What Grieving Moms Really Want From You
This is what grieving moms really want most.
Recently, when 200 grieving moms were asked the question, “What can others say or do on Mother’s Day to make this day a little easier for you”, over 80% percent of the 200 respondents answered,
“Recognize that I am a mother”.
Renee Wood, former Neonatal Social Worker and founder of The Comfort Company, an online sympathy gift store, agrees.
“While Mother’s Day is a day of celebration for many woman… for some, it’s painful reminder of a terrible loss.
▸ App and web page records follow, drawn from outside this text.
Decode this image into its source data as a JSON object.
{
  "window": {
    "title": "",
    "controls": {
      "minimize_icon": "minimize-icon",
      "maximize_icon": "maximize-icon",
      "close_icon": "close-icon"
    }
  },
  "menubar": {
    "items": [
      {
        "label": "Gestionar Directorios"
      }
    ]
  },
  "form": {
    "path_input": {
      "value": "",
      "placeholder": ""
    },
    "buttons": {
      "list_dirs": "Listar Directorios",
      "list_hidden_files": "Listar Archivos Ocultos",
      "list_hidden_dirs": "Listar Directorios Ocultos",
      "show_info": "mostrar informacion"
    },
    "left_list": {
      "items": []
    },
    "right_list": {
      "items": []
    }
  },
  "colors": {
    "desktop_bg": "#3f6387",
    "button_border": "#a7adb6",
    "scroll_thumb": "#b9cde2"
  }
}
It’s important to remember those moms who have had a failed pregnancy or who have lost a child at any age.”
In response to the survey results, The Comfort Company offers these ten simple ways to reach out to a grieving mother on this difficult holiday.
- Recognize that they're a mother: Offer a hug and a “Happy Mother’s Day”. Send a card to let them know you remember they are a mother even though their child is not with them physically. Text a gentle reminder: "I know this might be a difficult day for you and I hope it helps in some small way to know you're being thought of and loved."
- Acknowledge they have had a loss: How do you take the "happy" out of Mother's Day? You just do. "I know this day holds more hurt than happy. Thinking of the loving mom you are and will always be."
- Use their child’s name in conversation: One mother responded, “People rarely speak Jack's name anymore, but when they do it’s like music to my ears”.
- Plant a living memorial: A tree or rose bush, like memories, will grow in beauty as the years pass.
- Visit the grave site: Many mothers felt that it was “extremely thoughtful” when others visited their child’s grave site and left flowers or a small pebble near the headstone. It was also helpful when friends or family offered, "I'd love to keep you company if you want to visit the cemetery today."
- Light a candle: Let the mother know you will light a candle in memory of their child on Mother’s Day. Better yet, send her the same candle so you can remember together.
- Share a memory or pictures of the child: Give the gift of a memory. One mother wrote that the “greatest gift you can give is a heart felt letter about my child and a favorite memory with them”.
- Send a gift of remembrance: Many mothers felt a small gift would be comforting. Suggestions included: a weighted heart pillow, jewelry, a picture frame, a library book or toy donation in the child’s name or anything personalized.
- Don’t try to minimize the loss: Avoid using any clichés that attempt to explain the death of a child. (“God needed another angel.”) Secondly, don’t try to find anything positive about the loss (“You still have two healthy children”).
- Encourage Self-Care: Self-care is an important aspect of the “healing the mind and spirit effort” according to several mothers. Encourage a grieving mother to take care of herself. Give her a Self-Care Gift Box, gift certificate to a day spa or any place where she can be pampered.